[Component data from apps and pages]
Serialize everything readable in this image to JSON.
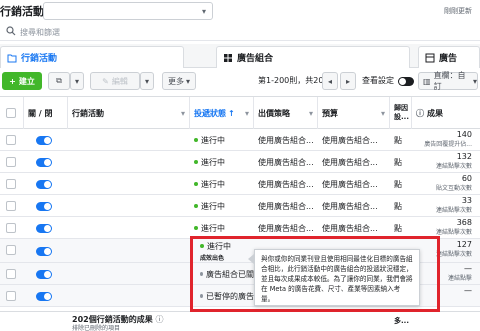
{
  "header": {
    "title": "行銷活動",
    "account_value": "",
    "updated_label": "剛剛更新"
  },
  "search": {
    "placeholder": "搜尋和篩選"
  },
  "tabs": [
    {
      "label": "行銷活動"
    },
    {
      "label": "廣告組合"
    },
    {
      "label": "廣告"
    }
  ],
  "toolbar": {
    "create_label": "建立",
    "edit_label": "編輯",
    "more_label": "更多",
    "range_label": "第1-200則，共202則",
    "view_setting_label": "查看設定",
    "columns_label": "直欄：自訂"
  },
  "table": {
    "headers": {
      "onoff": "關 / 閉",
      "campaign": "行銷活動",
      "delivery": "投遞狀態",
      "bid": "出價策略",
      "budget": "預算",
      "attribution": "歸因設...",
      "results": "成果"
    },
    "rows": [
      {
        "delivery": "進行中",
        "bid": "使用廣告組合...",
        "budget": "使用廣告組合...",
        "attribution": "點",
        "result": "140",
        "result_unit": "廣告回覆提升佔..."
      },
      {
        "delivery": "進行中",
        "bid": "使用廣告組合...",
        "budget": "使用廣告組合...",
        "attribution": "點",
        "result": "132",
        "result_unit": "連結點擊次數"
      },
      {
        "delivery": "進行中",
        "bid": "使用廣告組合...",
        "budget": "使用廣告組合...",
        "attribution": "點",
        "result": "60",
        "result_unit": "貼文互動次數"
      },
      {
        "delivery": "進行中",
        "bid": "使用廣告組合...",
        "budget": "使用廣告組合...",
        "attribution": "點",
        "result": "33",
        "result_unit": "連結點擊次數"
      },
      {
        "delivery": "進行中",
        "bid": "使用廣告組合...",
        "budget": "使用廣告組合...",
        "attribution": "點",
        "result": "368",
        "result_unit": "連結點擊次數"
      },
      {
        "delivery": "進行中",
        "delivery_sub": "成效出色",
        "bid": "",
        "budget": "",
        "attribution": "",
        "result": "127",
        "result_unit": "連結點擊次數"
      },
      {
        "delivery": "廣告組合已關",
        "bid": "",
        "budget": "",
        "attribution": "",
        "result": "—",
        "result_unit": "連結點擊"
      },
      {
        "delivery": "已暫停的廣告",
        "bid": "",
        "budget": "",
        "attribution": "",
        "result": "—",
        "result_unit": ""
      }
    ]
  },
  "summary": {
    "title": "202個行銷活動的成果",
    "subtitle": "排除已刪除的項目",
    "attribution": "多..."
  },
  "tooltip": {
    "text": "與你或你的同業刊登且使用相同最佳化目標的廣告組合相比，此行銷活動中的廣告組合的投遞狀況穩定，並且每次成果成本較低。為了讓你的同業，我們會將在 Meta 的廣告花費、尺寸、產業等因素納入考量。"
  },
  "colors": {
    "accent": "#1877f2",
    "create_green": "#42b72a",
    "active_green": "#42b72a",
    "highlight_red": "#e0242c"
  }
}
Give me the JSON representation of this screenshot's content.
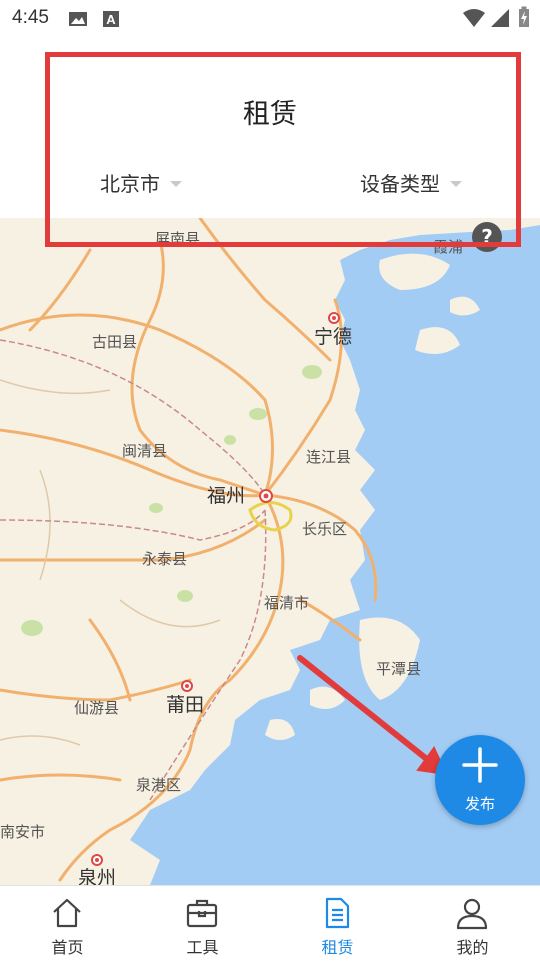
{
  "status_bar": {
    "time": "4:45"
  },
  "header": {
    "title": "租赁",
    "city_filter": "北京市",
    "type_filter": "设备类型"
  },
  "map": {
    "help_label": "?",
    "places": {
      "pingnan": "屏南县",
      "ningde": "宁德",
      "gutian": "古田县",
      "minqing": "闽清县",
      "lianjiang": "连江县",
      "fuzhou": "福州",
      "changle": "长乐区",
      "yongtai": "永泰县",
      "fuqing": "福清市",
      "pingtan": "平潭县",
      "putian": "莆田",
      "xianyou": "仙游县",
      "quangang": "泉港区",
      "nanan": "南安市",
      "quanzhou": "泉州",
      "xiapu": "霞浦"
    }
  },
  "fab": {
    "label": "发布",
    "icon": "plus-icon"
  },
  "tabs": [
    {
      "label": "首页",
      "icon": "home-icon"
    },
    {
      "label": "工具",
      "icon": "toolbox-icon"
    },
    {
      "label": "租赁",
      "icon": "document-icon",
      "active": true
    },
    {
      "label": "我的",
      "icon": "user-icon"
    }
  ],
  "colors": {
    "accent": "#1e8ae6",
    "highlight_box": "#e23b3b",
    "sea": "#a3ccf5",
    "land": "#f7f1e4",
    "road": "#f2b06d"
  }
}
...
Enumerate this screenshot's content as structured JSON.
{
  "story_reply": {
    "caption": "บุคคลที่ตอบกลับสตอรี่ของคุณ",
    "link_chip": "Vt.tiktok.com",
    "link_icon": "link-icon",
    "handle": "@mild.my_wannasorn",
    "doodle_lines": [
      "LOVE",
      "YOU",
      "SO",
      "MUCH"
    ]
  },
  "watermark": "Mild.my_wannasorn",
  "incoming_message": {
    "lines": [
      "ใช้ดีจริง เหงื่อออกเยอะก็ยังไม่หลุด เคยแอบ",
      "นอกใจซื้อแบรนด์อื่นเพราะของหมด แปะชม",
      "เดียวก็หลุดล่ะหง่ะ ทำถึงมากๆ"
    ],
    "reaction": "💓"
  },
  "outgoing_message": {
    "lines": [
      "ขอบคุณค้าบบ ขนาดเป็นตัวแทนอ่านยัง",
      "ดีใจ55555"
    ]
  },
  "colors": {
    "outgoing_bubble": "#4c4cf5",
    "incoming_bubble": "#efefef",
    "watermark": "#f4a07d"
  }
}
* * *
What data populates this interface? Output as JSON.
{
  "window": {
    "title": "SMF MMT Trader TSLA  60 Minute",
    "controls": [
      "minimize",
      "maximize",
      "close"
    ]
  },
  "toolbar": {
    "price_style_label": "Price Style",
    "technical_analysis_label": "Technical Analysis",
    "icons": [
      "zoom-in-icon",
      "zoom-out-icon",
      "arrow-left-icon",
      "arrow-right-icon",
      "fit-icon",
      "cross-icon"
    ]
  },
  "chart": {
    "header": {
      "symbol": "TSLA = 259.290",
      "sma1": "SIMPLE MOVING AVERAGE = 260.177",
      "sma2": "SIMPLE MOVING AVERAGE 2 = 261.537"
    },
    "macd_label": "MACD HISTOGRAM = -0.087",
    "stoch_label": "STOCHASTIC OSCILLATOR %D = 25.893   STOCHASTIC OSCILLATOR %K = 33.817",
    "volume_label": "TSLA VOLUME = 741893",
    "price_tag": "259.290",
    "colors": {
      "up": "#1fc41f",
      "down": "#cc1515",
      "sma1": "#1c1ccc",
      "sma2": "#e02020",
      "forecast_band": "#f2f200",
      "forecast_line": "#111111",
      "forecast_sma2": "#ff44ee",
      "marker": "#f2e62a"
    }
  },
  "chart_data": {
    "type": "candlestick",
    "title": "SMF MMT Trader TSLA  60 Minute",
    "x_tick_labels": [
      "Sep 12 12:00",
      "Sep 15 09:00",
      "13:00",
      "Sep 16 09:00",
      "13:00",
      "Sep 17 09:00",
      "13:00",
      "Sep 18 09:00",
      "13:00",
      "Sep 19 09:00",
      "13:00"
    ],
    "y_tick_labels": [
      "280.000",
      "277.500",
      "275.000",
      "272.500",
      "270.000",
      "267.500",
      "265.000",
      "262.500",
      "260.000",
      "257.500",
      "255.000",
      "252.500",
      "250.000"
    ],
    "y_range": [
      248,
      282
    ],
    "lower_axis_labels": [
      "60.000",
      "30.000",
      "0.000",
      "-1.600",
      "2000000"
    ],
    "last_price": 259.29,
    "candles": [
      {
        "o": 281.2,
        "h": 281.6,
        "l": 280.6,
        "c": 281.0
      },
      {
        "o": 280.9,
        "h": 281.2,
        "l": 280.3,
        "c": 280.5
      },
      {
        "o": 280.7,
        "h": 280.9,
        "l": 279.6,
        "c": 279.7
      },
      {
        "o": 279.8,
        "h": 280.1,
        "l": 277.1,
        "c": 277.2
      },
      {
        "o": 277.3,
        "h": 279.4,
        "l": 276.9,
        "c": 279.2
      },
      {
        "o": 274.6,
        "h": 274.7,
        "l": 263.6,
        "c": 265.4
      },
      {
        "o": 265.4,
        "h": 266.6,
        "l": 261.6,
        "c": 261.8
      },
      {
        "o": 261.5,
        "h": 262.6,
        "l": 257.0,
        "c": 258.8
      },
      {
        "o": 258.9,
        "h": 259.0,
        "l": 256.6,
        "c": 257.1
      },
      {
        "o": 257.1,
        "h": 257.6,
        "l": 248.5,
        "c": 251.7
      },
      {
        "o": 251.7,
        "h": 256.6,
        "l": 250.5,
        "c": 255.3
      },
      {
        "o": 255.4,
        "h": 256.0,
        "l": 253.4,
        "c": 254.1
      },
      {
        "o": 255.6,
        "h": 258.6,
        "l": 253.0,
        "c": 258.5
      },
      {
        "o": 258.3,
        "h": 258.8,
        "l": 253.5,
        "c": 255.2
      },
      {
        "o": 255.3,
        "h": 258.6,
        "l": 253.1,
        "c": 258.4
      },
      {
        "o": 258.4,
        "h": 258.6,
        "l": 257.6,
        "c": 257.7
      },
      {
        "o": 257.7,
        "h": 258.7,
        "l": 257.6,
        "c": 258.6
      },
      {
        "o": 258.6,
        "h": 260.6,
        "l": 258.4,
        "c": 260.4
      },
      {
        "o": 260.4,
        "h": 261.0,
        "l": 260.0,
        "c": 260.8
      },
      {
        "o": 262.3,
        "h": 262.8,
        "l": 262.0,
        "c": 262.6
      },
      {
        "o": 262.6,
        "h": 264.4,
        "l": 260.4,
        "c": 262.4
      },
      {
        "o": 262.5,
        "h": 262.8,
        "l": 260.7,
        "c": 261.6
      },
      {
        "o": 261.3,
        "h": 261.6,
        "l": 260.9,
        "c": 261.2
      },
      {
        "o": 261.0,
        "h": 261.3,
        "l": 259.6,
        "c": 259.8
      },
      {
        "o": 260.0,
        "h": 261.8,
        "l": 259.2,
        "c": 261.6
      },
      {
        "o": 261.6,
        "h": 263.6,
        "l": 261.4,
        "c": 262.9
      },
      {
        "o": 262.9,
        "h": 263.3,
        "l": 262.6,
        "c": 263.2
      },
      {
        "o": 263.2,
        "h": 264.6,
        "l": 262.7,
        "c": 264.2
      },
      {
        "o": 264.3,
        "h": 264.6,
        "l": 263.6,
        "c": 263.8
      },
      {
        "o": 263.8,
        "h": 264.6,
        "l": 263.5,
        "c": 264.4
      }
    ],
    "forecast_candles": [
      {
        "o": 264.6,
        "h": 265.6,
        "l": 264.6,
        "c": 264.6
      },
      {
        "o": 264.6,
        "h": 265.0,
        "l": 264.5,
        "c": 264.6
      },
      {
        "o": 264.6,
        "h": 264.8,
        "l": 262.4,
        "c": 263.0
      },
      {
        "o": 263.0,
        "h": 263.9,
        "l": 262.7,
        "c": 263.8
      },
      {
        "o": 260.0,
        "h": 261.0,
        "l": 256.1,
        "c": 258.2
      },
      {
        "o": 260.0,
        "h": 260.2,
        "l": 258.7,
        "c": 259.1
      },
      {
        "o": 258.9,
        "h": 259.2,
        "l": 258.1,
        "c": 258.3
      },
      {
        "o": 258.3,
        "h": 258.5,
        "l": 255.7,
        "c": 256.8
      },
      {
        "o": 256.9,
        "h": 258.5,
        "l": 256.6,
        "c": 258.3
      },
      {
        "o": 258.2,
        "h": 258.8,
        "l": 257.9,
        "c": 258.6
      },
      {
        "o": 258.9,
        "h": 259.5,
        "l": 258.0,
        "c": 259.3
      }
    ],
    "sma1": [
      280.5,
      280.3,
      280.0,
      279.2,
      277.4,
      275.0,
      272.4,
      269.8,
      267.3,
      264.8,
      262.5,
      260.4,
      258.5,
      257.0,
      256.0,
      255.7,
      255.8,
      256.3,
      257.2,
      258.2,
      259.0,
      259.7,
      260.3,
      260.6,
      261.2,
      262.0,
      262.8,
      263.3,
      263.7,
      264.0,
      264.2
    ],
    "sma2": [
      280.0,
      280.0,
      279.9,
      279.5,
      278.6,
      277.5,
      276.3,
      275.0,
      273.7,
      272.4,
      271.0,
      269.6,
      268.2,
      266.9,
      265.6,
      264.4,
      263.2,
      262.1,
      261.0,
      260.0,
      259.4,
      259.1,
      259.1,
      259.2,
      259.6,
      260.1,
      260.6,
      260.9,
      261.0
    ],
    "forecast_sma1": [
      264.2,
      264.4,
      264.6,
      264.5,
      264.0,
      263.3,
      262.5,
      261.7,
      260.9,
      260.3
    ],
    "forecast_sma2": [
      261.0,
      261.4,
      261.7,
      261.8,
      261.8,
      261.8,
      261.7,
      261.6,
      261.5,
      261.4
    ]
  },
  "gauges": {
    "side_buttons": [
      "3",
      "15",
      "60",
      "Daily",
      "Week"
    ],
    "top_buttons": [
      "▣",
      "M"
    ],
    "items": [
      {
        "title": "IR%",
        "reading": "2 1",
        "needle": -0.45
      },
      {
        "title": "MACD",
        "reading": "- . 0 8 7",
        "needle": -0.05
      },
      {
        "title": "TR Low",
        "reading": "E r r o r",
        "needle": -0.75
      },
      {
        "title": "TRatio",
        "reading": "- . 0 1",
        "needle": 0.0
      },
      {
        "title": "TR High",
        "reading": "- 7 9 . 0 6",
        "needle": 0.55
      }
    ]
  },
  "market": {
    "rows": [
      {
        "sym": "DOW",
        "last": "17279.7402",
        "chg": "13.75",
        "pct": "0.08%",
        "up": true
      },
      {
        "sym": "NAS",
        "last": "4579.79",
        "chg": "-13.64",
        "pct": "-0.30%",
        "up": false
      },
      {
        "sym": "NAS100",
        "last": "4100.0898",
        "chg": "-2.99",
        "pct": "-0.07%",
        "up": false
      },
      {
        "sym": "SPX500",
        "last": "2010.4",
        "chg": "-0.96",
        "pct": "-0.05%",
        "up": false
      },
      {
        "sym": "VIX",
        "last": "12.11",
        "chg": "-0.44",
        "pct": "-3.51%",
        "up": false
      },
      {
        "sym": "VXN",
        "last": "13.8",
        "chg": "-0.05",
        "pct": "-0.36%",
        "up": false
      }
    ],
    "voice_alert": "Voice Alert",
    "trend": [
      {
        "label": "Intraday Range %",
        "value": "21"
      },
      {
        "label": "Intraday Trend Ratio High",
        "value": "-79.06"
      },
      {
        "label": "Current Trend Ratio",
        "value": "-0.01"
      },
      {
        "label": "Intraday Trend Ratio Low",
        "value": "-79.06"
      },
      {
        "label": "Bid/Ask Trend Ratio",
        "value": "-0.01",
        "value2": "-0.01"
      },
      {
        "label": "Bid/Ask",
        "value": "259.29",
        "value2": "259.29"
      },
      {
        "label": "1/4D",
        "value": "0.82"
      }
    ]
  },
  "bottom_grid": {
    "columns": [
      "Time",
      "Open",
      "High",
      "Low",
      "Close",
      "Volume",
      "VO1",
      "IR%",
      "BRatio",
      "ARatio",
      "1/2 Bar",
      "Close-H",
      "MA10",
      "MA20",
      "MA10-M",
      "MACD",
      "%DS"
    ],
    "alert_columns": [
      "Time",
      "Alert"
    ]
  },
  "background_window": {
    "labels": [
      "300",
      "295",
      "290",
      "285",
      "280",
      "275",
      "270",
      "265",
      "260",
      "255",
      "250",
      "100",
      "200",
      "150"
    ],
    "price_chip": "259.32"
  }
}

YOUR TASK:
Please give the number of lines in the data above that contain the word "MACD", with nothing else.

SOLUTION FOR THIS EXERCISE:
3